I realize that such a bold change is unlikely in the near-term. But the dialogue needs to start somewhere, because more Kentuckians need to understand what this industry means to the commonwealth and especially those communities whose economies rely so heavily on coal severance.
At the same time, additional severance money should be used for long-term solutions centered on education and economic development. One obvious area is providing scholarships to students getting their four-year college degrees in the coal regions, an idea that has proven successful as a pilot program that should become permanent. Another idea could be targeted tax incentives to help individual counties lure high-paying jobs.
In case there is any doubt, I support coal. I believe it should continue to play a major role in meeting our ever-growing energy needs, and I believe it can be mined responsibly and, with continued advances in clean-coal technology, burned cleanly. The General Assembly has been at the forefront in funding research to make this possible. It is not an impossible dream, as some say.

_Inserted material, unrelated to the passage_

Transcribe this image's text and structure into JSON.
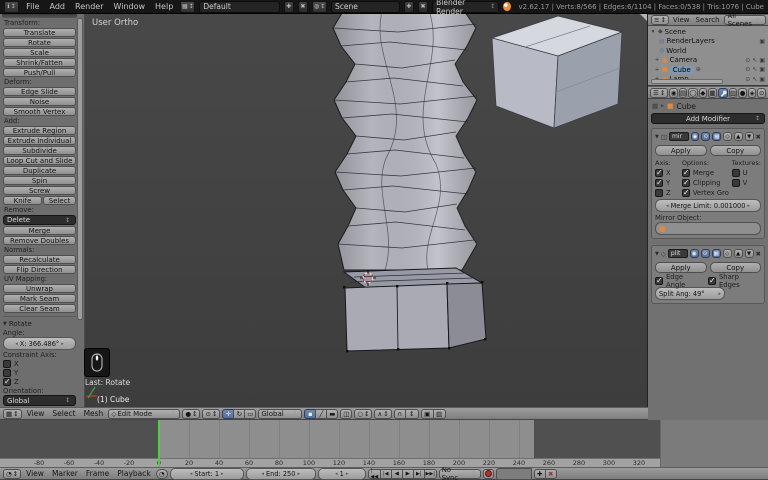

You will not find a stronger advocate than I for our coal miners and their communities. It is crucial that we do all we can to help our people not just survive but thrive. The time has come to focus less on placing blame and more on how coal-mining regions can move forward.
We need to be talking about the new reality of less mining because we've known this day was coming. The legislature acknowledged as much in 1992 when it set aside two-thirds of local severance for economic development to prepare for when the coal industry would be gone.
I got into politics to fix problems and to take care of the needs of the people I represent. In this world, all things change. As they do, I want to lead us as we adapt. Because of these guiding principles, I am ready and willing to be at the forefront of a new approach that, ideally, would satisfy all sides of the coal debate.
As I have told my children, you should "always do the right thing, because it is the right thing to do. It might not be popular, but in the end, you will persevere."
I hope others will join me.